Exercise goal:
For every line that contains the string "this", pull that line out of the material below.

BEGIN Provided entries

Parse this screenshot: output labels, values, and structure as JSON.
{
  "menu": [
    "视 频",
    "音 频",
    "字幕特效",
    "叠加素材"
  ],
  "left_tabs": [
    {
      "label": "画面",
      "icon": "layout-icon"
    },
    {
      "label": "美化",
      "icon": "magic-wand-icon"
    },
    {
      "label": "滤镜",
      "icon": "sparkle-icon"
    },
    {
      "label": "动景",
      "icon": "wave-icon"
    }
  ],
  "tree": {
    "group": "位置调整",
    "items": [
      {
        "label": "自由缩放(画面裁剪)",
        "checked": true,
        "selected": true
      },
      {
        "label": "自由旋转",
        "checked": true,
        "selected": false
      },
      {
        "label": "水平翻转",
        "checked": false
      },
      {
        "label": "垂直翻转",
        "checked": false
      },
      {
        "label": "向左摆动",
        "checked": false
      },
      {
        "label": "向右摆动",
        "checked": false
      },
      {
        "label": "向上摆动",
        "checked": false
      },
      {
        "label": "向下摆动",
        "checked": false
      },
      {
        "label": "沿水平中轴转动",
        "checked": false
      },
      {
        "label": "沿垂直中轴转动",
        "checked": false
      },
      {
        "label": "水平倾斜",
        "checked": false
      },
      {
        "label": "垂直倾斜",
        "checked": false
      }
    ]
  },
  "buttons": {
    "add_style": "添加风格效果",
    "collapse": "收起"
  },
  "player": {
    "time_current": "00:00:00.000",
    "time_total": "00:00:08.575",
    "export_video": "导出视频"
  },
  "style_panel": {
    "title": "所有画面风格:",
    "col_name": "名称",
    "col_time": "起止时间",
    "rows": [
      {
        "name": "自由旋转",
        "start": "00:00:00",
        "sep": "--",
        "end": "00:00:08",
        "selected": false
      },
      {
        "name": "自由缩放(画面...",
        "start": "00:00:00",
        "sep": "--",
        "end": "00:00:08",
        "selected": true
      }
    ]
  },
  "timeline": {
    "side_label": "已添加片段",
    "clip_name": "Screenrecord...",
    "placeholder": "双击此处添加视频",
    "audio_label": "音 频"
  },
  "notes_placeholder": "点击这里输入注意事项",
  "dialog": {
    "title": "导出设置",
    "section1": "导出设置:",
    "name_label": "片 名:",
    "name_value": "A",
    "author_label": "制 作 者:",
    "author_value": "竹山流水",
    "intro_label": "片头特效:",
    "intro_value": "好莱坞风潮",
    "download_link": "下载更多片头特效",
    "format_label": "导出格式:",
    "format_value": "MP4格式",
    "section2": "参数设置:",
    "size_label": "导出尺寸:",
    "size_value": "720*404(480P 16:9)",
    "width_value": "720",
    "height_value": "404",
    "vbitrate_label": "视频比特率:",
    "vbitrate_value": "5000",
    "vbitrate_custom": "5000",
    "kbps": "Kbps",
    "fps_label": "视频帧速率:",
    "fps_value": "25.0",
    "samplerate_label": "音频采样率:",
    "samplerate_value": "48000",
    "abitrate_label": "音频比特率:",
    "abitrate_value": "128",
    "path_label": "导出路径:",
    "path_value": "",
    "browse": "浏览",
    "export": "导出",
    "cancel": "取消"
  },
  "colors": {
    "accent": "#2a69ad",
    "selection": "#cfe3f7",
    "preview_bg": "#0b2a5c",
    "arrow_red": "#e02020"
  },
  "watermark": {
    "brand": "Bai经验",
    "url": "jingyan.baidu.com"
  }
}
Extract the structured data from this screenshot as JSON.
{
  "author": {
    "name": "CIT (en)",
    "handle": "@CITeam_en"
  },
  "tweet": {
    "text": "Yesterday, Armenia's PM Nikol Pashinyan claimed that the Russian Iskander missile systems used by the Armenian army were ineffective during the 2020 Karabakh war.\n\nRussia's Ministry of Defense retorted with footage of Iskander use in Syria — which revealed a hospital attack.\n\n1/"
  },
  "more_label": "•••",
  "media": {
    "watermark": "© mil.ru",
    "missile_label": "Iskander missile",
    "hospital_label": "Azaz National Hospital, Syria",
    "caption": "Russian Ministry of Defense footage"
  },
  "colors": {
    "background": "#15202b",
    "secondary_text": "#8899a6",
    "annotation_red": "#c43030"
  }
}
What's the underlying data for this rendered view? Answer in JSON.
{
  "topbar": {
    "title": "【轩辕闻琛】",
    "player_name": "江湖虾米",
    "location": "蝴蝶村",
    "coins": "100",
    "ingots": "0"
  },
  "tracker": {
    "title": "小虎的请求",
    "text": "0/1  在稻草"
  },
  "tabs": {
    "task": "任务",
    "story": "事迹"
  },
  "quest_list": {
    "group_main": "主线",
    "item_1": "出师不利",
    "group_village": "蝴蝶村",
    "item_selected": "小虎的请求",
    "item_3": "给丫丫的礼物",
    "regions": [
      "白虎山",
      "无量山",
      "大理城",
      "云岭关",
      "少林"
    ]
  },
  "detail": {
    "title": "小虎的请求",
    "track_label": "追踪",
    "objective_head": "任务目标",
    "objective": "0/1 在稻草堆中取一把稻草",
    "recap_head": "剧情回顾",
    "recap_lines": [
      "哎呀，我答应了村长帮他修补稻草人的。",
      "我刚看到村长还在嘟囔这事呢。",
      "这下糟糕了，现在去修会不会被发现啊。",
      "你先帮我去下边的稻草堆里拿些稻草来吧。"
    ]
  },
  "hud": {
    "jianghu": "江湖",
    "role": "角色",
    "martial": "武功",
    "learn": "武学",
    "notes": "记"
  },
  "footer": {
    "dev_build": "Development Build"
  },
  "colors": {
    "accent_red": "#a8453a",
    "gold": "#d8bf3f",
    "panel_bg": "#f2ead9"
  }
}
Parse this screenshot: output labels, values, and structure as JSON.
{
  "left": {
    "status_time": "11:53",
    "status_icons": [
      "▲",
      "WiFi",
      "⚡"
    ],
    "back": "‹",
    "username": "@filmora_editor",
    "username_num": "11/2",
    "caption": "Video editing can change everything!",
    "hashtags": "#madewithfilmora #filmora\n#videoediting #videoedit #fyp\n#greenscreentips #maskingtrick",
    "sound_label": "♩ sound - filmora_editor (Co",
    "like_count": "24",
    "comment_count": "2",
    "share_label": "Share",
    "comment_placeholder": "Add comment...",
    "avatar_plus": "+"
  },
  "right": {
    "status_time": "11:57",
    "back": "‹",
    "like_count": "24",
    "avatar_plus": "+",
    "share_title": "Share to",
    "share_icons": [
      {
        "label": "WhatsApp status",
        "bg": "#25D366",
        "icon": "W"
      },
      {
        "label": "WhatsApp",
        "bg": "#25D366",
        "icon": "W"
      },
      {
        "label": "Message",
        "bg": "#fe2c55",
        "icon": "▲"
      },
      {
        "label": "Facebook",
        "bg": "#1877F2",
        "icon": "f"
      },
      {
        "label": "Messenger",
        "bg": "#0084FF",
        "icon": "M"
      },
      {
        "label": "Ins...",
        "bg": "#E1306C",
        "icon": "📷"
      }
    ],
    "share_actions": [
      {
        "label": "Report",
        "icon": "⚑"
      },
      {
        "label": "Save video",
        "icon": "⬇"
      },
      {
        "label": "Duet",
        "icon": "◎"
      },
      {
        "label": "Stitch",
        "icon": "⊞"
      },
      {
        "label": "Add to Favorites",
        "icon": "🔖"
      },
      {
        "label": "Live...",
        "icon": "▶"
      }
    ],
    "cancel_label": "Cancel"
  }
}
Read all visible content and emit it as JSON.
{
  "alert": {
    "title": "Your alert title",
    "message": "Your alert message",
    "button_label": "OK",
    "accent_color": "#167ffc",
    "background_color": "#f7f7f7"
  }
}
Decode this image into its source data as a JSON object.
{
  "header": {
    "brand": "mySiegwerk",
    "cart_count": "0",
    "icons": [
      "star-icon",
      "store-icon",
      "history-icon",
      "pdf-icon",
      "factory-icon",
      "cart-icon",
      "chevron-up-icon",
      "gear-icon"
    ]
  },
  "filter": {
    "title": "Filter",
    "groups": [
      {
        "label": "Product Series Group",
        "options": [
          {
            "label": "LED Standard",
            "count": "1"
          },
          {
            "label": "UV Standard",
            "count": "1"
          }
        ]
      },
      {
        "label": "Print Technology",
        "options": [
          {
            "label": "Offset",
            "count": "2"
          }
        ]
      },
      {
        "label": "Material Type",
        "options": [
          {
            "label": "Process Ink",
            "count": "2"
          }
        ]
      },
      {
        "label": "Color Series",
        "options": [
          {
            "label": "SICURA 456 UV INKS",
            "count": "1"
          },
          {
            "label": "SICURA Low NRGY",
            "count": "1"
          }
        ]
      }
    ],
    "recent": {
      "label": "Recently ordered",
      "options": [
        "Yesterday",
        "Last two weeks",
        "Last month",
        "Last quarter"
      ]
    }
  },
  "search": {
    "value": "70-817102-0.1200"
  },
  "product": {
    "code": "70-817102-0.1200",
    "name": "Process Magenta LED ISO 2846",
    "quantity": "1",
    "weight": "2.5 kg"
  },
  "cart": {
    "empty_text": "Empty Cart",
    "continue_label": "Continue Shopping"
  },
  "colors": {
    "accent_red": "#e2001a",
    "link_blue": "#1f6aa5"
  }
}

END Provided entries

Written response:
Parse this screenshot: output labels, values, and structure as JSON.
Extract the structured data from this screenshot as JSON.
What's the underlying data for this rendered view? Answer in JSON.
Parse this screenshot: output labels, values, and structure as JSON.
Decode this image into its source data as a JSON object.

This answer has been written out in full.